Posted on Wednesday, October 5th, 2011 by Germain Lussier
It’s oddly fitting that a movie about robbery is now poised to rob theatrical exhibitors of their box office dollars. In the most bold experiment of Premium On Demand yet, Universal will experimentally release Brett Ratner‘s Tower Heist, starring Ben Stiller and Eddie Murphy, on demand to two targeted markets a mere three weeks after its release on November 4 at a reported cost of $59.99. It’ll be the first time home viewers can watch a movie at home while it’s still on thousands of screens across the country.
Earlier this year, theater owners and filmmakers alike were up in arms when several studios agreed to play their films on demand two months after their theatrical debut at a cost of $30. Even at double that price, those parties are sure to be furious about the shorter window.
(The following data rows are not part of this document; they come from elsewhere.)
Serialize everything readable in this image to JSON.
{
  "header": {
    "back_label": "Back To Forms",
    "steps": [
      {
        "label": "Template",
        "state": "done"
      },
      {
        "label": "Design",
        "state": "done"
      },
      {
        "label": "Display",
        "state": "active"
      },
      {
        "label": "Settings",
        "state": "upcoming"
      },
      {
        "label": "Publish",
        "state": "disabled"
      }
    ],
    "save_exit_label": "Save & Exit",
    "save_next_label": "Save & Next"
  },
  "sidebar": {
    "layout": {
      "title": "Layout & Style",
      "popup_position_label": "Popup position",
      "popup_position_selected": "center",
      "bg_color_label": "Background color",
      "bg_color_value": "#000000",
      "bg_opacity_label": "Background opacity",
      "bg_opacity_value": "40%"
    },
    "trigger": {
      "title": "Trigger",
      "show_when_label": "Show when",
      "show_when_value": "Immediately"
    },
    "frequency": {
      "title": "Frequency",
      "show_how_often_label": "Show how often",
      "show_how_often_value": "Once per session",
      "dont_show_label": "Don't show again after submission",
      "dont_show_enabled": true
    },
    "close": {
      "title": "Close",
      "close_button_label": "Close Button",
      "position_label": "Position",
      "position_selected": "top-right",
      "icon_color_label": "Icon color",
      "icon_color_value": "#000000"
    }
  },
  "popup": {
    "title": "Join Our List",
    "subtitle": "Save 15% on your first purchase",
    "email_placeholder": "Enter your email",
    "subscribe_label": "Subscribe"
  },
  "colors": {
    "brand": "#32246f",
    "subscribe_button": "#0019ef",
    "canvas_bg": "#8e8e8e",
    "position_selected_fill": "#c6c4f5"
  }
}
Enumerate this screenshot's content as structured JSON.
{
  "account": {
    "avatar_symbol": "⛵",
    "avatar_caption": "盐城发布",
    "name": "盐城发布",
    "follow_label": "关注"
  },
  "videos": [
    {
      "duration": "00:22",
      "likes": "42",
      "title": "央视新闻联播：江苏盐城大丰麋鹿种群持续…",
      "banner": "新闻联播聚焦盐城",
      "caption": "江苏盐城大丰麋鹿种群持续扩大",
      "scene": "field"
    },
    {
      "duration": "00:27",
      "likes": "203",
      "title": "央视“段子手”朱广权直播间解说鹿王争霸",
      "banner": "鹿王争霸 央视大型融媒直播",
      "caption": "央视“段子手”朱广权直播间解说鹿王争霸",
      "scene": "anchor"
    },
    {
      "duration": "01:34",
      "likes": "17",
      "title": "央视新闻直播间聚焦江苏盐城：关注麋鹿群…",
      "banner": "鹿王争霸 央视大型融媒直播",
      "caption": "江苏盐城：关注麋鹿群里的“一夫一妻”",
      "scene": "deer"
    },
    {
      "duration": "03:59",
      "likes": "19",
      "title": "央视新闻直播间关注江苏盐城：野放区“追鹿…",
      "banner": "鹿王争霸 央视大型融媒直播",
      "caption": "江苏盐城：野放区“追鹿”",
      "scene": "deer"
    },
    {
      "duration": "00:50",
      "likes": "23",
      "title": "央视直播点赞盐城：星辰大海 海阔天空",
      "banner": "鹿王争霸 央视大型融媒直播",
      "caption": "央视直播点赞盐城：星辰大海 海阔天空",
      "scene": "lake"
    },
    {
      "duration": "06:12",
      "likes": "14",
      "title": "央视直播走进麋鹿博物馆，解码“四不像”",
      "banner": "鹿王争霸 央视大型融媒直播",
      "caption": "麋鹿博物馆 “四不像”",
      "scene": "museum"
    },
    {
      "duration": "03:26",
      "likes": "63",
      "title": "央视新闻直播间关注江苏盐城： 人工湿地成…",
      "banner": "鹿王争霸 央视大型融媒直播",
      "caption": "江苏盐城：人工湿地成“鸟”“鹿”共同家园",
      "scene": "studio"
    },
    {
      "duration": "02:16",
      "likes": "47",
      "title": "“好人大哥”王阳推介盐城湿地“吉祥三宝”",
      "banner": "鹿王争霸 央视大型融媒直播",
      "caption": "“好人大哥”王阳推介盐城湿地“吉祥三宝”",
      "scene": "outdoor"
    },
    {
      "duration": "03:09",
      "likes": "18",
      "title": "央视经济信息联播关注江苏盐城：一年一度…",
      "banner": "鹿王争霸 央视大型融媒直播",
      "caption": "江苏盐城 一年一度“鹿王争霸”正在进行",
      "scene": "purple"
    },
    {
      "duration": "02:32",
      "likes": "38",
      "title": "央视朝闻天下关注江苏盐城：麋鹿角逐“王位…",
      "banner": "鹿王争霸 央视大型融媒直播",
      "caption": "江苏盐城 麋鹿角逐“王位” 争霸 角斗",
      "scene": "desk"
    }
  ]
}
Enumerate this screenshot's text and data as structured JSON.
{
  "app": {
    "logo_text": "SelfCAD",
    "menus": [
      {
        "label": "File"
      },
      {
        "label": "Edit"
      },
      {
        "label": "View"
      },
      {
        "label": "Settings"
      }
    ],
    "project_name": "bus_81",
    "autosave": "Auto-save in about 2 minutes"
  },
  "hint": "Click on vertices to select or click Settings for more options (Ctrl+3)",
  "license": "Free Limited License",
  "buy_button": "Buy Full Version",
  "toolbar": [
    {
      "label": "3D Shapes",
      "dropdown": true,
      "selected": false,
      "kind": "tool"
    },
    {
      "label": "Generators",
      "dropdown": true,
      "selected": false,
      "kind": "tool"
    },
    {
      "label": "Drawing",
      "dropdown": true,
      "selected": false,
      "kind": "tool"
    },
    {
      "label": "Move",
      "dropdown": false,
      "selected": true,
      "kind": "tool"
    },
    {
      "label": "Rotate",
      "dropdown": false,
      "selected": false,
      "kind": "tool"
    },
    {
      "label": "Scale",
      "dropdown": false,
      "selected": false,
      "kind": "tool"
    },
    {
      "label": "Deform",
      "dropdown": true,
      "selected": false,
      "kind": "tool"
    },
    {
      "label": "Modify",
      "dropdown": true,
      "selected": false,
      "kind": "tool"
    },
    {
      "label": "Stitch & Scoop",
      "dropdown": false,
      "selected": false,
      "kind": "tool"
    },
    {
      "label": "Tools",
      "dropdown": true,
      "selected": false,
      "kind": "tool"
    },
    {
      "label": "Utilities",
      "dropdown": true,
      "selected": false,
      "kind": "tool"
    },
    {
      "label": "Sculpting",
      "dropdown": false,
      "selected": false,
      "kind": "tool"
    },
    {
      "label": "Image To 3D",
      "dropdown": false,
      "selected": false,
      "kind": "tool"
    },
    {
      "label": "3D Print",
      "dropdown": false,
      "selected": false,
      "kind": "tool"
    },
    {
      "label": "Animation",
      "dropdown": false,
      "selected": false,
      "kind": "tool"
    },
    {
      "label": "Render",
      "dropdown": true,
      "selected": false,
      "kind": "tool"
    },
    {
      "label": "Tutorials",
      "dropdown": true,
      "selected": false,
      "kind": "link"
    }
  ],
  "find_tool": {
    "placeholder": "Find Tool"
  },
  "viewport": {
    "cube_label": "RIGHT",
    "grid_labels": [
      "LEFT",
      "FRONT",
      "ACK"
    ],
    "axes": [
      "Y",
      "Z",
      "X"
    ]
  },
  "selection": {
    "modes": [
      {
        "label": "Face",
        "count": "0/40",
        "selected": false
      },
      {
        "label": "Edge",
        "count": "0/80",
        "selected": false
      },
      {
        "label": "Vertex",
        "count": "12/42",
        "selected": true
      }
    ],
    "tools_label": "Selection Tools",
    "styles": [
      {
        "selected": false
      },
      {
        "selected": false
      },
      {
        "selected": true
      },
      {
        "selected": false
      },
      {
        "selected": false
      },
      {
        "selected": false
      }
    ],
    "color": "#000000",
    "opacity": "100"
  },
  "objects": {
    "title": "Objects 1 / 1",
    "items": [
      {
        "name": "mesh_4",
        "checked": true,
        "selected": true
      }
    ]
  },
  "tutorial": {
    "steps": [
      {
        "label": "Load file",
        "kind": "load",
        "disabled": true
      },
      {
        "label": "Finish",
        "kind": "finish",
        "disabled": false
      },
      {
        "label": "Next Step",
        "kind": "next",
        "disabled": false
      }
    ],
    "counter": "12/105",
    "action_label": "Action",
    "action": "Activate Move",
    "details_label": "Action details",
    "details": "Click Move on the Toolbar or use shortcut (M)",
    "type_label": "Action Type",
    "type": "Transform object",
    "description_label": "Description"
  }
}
And though this is just a test, it’s another inevitable step in the wrong direction. We’ll explain more after the break.
The Los Angeles Times broke this news and say that the film will only be available to Comcast customers (that’s Universal’s parent company) in Atlanta, GA and Portland, OR, which makes up about half a million people. Other cable providers in those areas will also have the option to carry the film, but no decisions have been made yet.
What Universal is hoping to find out by releasing Tower Heist in this manner is how much money they can make versus how much, if at all, it will affect box office receipts in those cities. The target audience is families who might be interested in seeing the film, but not interested in driving to the theater, ticket prices and buying concessions. If the numbers work out, there’s a chance other studios could follow suit or take things to the next level.
Studios used to be able to count on a certain amount of revenue when a film hit the home market but with the decline in the rental community, and especially the decline in DVD purchases, they’re hoping On Demand will be able to compensate. The DirecTV Premium On Demand service has reportedly been largely inconsequential for both the studios and cable provider, suggesting either $30 is too much to spend or two months is too distant a time from when a movie is in the public conscious. The $60 and 3 weeks changes both those variables and – no matter what the results – is further proof the studios are determined to find a sweet spot where people are willing to pay premium prices for new movies at the expense of the theatrical experience.
Whether or not you live in Atlanta or Portland, can you see any scenario where you’d pay $60 to see Tower Heist three weeks after release? Take that question a few steps further. If Warner Brothers charged you $100 to watch The Dark Knight Rises two weeks BEFORE release would you do it? Because – ladies and gentleman – that’s where this is headed.